Isfoss B.L.,Telemark Hospital
BJU International | Year: 2011

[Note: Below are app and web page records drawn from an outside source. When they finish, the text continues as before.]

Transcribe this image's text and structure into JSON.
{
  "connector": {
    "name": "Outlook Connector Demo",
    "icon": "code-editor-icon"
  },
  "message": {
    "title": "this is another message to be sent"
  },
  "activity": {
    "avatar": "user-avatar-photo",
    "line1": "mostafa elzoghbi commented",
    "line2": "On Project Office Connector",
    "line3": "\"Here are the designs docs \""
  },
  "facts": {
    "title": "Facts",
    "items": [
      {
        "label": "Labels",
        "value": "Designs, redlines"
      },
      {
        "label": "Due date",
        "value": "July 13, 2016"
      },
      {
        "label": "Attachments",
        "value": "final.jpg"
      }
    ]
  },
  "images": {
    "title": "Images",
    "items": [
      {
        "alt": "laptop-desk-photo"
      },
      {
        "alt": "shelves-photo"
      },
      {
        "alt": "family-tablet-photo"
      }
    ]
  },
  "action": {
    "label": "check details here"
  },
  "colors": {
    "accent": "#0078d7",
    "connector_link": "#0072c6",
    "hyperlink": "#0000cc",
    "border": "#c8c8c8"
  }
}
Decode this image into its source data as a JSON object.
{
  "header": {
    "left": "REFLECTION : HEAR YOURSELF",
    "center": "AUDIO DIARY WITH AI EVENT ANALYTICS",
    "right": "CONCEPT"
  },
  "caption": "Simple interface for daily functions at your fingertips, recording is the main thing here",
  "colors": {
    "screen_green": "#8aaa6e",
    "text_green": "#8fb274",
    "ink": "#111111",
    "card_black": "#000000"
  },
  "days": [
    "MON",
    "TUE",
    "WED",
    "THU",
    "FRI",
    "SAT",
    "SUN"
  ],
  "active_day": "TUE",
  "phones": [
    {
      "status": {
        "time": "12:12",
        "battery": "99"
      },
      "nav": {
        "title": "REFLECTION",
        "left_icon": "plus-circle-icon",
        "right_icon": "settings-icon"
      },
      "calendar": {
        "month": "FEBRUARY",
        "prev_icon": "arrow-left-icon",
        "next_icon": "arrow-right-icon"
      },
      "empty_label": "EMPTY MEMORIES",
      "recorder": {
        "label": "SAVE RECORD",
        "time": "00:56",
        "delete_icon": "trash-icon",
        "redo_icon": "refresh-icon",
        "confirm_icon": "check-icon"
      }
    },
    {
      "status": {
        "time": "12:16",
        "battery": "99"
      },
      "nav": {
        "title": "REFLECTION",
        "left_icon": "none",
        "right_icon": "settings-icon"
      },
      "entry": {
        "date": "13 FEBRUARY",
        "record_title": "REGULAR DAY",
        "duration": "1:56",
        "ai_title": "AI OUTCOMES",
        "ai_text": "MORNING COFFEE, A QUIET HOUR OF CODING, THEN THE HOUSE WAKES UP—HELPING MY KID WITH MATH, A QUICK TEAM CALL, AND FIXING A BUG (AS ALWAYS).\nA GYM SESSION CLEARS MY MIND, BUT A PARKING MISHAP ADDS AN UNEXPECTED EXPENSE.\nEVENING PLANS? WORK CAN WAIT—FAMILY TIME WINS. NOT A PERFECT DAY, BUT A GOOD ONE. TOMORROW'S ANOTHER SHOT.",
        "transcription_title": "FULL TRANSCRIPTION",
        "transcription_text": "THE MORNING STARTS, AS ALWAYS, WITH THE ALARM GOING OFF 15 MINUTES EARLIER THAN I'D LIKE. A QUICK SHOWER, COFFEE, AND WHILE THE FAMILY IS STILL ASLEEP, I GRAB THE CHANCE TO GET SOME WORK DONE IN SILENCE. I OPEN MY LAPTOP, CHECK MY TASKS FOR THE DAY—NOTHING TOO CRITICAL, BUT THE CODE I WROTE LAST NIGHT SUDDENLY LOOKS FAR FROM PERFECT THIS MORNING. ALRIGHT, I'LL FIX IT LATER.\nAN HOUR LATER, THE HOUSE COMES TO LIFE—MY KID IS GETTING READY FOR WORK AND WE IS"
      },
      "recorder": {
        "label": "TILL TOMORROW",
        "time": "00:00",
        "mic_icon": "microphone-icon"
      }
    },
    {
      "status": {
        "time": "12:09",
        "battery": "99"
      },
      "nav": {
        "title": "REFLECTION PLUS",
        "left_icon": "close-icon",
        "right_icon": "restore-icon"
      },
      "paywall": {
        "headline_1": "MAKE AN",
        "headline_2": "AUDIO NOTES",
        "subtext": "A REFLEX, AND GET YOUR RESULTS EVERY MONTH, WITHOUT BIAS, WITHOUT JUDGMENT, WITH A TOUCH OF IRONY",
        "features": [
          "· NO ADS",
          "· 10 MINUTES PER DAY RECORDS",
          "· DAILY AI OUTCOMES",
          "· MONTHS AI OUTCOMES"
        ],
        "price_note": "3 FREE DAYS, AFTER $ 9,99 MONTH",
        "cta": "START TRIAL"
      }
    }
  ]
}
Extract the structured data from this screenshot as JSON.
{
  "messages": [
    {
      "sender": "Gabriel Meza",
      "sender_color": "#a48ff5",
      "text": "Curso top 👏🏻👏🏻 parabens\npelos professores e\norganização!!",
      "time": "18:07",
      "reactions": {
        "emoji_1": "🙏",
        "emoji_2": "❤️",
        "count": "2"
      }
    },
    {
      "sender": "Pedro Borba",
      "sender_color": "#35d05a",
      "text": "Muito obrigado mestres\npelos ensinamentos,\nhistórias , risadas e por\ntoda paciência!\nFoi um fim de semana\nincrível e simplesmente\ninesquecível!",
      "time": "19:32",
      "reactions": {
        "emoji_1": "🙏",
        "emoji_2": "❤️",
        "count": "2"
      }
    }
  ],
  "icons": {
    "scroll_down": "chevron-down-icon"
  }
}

What's known on the subject? and What does the study add? Fluorescent-light cystoscopy has a high sensitivity, relative to that of white light cystoscopy, for carcinoma in situ of the bladder. However, this systematic review reveals that the absolute sensitivity is unknown due to the absence of proper gold standard which is microscopic examination of whole bladders. A literature search was conducted to identify peer-reviewed study reports on the sensitivity of fluorescent-light cystoscopy (FLC) for the detection of carcinoma in situ (CIS) of the bladder. Data from 16 original studies comprising 1503 patients were pooled. The claimed sensitivity of FLC for detecting patients with CIS using the most commonly reported intravesical agents 5-aminolevulinic acid or hexaminolevulinic acid was 92.4%, while that of white-light cystoscopy (WLC) was 60.5%. The two agents did not differ significantly for sensitivity. It must be pointed out that a 'gold standard' is lacking in FLC studies. The occurrence of CIS of the bladder can only be established by the pathological examination of whole bladders. The true sensitivities of various modes of cystoscopy for detecting CIS can be revealed if patients scheduled for cystectomy are first examined with WLC, FLC, and optionally random biopsies. The absolute sensitivity of FLC for detecting CIS of the bladder is not yet known. © 2011 THE AUTHOR. BJU INTERNATIONAL © 2011 BJU INTERNATIONAL.